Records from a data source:

-*-

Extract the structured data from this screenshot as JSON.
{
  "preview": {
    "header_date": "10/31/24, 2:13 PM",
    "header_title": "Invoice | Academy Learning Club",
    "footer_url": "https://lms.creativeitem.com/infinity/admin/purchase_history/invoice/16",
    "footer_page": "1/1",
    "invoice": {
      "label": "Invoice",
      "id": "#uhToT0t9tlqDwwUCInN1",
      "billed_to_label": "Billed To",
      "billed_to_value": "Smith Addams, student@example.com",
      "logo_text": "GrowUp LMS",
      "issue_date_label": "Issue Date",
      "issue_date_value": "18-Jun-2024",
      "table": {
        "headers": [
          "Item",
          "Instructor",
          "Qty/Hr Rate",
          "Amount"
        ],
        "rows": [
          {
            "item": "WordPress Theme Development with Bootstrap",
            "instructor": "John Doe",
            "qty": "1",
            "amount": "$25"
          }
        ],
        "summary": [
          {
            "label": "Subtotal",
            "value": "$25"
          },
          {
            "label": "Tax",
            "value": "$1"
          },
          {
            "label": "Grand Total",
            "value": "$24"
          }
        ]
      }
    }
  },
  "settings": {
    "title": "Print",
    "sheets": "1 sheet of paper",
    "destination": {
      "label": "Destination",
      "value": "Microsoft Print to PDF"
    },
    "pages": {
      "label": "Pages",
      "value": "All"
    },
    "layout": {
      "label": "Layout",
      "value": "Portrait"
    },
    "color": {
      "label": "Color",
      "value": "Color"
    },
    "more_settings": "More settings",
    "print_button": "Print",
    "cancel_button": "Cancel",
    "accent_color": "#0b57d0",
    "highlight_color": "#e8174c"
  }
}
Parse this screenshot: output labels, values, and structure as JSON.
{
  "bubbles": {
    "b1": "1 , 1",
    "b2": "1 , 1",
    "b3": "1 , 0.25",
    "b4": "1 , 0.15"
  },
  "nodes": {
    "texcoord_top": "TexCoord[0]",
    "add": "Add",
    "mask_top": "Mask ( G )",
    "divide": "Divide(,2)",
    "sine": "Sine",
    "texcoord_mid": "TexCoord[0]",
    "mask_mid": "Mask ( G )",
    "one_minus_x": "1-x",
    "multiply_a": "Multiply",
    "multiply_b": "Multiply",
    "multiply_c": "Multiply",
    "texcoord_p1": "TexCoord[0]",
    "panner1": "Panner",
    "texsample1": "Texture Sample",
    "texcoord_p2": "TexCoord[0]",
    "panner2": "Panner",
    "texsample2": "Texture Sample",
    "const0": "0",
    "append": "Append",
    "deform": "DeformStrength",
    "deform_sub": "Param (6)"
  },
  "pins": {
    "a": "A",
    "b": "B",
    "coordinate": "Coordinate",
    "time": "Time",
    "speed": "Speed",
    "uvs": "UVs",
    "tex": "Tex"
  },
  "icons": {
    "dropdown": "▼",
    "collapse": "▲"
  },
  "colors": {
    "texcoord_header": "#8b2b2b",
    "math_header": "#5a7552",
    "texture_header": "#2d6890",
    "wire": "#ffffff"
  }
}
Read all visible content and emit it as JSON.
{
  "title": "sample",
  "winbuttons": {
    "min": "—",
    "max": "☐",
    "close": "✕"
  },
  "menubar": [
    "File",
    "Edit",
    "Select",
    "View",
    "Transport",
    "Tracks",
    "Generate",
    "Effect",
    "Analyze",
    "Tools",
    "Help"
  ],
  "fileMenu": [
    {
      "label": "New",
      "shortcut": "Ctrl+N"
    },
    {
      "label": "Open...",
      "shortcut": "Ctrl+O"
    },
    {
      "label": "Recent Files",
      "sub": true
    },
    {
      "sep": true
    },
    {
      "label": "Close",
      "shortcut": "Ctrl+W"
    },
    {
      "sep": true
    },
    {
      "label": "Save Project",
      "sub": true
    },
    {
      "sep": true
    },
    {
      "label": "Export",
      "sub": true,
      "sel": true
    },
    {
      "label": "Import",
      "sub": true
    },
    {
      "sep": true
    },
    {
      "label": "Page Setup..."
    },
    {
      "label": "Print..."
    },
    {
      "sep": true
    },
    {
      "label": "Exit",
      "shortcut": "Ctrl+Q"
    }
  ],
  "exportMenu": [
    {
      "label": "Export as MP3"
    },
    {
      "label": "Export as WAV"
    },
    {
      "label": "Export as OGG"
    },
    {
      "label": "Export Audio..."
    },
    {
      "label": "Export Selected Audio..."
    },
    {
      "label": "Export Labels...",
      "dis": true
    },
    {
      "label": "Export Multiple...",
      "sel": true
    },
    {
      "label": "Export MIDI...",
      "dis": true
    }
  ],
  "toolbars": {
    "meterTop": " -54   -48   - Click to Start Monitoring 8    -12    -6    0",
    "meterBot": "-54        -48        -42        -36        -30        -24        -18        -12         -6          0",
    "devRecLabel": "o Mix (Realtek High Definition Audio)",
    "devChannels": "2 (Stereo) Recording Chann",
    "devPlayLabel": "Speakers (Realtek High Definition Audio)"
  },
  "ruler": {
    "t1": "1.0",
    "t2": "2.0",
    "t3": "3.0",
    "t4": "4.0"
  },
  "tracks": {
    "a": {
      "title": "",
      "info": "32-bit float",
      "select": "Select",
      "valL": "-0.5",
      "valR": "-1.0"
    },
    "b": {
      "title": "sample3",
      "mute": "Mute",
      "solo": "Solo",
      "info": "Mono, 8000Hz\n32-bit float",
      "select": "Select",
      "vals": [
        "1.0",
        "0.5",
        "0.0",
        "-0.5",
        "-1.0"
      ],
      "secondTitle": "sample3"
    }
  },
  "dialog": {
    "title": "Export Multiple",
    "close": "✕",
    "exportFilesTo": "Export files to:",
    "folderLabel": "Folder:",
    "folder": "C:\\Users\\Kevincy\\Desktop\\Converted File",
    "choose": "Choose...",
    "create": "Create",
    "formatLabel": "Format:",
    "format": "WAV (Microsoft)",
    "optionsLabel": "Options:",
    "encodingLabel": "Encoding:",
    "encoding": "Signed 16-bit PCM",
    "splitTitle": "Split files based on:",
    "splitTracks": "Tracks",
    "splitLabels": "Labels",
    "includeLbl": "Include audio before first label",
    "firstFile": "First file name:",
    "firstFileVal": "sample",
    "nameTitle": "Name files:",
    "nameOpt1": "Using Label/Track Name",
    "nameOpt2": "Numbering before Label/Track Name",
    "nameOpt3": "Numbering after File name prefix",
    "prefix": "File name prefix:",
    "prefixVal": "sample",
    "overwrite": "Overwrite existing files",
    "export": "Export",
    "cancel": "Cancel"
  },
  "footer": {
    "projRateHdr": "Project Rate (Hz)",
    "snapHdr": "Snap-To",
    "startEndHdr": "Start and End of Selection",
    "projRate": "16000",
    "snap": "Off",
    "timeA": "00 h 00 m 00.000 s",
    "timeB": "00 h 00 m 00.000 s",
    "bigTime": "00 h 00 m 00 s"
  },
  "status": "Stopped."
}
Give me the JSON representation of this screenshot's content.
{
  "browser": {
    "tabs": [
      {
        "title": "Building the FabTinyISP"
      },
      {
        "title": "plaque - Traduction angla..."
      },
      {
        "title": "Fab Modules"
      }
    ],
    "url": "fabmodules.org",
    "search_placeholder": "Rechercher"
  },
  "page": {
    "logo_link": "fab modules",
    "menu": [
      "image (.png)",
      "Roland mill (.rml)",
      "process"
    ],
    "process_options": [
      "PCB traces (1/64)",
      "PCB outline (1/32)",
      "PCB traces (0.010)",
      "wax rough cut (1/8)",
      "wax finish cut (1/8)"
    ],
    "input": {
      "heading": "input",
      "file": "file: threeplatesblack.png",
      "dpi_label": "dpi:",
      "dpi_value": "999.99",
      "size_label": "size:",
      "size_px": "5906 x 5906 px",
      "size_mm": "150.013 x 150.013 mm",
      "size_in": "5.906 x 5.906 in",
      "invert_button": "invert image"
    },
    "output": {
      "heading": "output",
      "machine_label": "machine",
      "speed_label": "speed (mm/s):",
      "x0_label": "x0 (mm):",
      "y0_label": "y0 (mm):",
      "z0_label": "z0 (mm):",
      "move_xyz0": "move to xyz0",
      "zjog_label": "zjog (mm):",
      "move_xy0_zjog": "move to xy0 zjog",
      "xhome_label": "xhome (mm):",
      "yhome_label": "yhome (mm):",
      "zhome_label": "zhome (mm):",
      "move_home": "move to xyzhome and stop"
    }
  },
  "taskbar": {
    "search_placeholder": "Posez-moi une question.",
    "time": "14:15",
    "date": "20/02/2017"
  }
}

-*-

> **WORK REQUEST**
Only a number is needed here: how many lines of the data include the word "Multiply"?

> **RESPONSE**
3